Essential Architecture-  Amsterdam


Plain Amsterdam Renaissance

Herengracht 81 (±1625)

Stepped gables dominated the scene during the period of the Amsterdam Renaissance. The last stepped gables were built as late as 1665, but by that time the hey-day of the baroque Amsterdam Renaissance was well and truly over. The Plain Amsterdam Renaissance style (circa 1615 - circa 1665) is roughly contemporary with its flamboyant counterpart and may be regarded as a logical development of the baroque Renaissance. The baroque Renaissance style was widely copied by home owners who could afford a simple canal house but whose means would not allow them to build a fully-fledged baroque double mansion. Cost reduction and the ensuing simplification of the baroque Renaissance style resulted in a plain style which came to resemble the Dutch Renaissance style of the preceding decades. However, the relieving arches were now decorated with three large blocks of sandstone (in contrast with the large number of small blocks of the earlier period). Round 1640 this type of stepped gable had become the predominant type.
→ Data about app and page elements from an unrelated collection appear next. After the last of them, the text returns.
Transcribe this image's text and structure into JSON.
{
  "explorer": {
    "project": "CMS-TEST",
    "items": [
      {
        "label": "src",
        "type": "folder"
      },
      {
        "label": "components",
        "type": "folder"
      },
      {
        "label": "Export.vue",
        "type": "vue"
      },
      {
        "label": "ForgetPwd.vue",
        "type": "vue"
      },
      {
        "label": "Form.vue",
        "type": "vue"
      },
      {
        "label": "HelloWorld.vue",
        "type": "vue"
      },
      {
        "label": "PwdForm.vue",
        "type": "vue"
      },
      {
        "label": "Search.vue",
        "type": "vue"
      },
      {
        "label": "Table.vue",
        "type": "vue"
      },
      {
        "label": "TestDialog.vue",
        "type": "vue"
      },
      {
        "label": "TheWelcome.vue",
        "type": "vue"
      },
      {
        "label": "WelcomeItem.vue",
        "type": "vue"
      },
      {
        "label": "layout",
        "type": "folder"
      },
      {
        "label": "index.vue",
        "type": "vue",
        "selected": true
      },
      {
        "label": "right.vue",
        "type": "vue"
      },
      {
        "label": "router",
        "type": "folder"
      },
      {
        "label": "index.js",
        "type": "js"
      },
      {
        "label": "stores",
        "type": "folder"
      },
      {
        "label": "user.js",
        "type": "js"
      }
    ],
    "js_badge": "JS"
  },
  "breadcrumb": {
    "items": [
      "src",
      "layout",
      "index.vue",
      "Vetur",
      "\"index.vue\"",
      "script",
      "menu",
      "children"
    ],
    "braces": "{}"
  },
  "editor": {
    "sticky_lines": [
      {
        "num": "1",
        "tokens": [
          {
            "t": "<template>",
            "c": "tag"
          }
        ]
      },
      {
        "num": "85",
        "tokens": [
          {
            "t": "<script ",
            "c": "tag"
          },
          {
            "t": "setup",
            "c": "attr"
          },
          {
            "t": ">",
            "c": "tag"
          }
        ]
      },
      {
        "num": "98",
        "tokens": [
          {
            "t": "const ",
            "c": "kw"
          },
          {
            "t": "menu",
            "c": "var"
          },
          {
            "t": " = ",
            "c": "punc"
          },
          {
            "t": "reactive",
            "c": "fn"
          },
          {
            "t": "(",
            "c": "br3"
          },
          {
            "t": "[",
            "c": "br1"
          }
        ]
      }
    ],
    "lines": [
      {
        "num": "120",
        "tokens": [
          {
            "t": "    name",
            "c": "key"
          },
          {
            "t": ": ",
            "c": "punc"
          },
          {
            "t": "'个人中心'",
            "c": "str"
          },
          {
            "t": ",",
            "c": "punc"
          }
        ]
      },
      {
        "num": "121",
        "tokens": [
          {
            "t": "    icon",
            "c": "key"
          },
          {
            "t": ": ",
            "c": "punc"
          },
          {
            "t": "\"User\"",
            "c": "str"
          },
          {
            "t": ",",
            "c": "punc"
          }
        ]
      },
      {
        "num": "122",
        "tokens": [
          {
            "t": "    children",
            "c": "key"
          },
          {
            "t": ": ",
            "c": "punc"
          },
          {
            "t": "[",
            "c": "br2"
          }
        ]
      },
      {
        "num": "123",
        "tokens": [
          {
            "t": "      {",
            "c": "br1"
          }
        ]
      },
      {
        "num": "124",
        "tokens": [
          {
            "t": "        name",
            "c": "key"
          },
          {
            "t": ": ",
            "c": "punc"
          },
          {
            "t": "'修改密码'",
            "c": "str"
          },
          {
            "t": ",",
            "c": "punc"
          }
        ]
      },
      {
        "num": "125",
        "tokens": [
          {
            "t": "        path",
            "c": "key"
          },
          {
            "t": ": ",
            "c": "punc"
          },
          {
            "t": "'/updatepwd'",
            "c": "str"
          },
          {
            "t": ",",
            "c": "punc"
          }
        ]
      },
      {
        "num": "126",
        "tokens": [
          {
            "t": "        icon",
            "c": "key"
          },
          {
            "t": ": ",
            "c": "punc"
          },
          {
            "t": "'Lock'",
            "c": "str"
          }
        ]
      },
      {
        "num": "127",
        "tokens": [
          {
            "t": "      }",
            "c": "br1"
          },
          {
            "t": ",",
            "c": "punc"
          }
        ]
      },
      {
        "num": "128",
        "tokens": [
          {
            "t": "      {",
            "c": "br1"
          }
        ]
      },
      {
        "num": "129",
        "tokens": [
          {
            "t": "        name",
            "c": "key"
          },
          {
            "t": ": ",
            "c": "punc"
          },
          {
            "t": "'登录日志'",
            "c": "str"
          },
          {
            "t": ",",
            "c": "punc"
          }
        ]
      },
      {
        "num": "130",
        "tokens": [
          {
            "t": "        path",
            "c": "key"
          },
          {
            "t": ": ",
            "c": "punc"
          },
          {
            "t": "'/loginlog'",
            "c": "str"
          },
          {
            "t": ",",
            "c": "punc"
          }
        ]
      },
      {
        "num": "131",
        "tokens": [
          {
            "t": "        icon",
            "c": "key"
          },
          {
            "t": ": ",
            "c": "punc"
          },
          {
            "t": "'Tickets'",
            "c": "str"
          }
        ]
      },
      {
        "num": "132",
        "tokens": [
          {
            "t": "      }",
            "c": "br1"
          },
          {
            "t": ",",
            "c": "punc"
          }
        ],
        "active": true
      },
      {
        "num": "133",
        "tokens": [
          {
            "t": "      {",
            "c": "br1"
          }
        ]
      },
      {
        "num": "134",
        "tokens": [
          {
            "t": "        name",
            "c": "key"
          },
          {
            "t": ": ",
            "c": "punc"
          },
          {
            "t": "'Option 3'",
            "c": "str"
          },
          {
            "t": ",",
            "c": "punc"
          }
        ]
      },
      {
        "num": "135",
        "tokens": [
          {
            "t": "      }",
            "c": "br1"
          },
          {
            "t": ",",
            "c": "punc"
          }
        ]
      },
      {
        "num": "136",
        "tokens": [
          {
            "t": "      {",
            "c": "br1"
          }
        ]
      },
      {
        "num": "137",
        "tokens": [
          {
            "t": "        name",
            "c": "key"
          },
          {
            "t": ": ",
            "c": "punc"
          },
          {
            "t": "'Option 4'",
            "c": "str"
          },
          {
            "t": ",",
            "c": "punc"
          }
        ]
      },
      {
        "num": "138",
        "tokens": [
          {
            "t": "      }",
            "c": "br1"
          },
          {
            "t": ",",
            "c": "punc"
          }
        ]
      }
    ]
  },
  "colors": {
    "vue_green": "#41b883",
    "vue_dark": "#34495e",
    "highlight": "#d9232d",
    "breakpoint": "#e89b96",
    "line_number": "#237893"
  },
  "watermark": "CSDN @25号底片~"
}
The main characteristics of this architecture are:

  • simple stepped gables (similar to the ones build around 1600), resembling the Harlem Renaissance gables (i.e. a large number of small evenly divided steps without crolls) with pilasters crowned by a modest sculptural element
  • windows placed in niches which make the window piers look like pilasters (without capitals and bases)
  • simple relieving arches (usually basket handle arches or segmental arches) with three heavy sandstone blocks for decorative elements (i.e. two springstones and one keystone)
  • few sandstone strips (rashers of bacon)

Bloemgracht 87-89-91 (1642)

Telling examples: Herengracht 346 (Oranjeappel/The Orange, 1615), Keizersgracht 117 (±1618), Keizersgracht 170 (1620), Rozengracht 81 (±1620), Herengracht 81 (±1625), Egelantiersstraat 52 (±1625), Nieuwendijk 30 (1630), Herengracht 77 (1632), Spuistraat 53 (1633), Enge Kerksteeg 4 (1634), Nieuwendijk 113 (1635), Singel 64 (1637), Spuistraat 88 (1640), Torensteeg 8 (±1640), Prinsengracht 2 (1641), Bloemgracht 87-88-89 (1642), Singel 450 (1642), Rozenstraat 56 (1646), Egelantiersgracht 8 (1649), Korte Prinsengracht 5 (1653), Herengracht 361 (±1655) and Prinsengracht 175 (1661). Further examples: Oudezijds Achterburgwal 142, Amstel 54, Haarlemmerdijk 49, Halvemaansteeg 3-5, Prins Hendrikkade 105, Keizersgracht 104, Nieuwe Leliestraat 85, Rozenstraat 54 and Spuistraat 232 (dates unknown).

One extremely austere version of this style dispenses almost completely with decorative elements such as sandstone blocks and strips, niches and pilasters. Examples: Oudezijds Voorburgwal 8 (±1600), 1ste Leliedwarsstraat 15 (1644), Zandhoek 6 (±1660), Gouwenaarssteeg 23-25 (1661) en Utrechtsestraat 141, the youngest stepped gable in Amsterdam with a fixed date (1667). Furthermore: Egelantiersstraat 29-31, 2de Goudbloemdwarsstraat 10, Oudebrugsteeg 22, Spui 11, Spuistraat 50, 294 en 296, Nieuwezijds Voorburgwal 31 (dates unknown).


Special thanks to the Amsterdam Bureau of Monuments and Archeology website,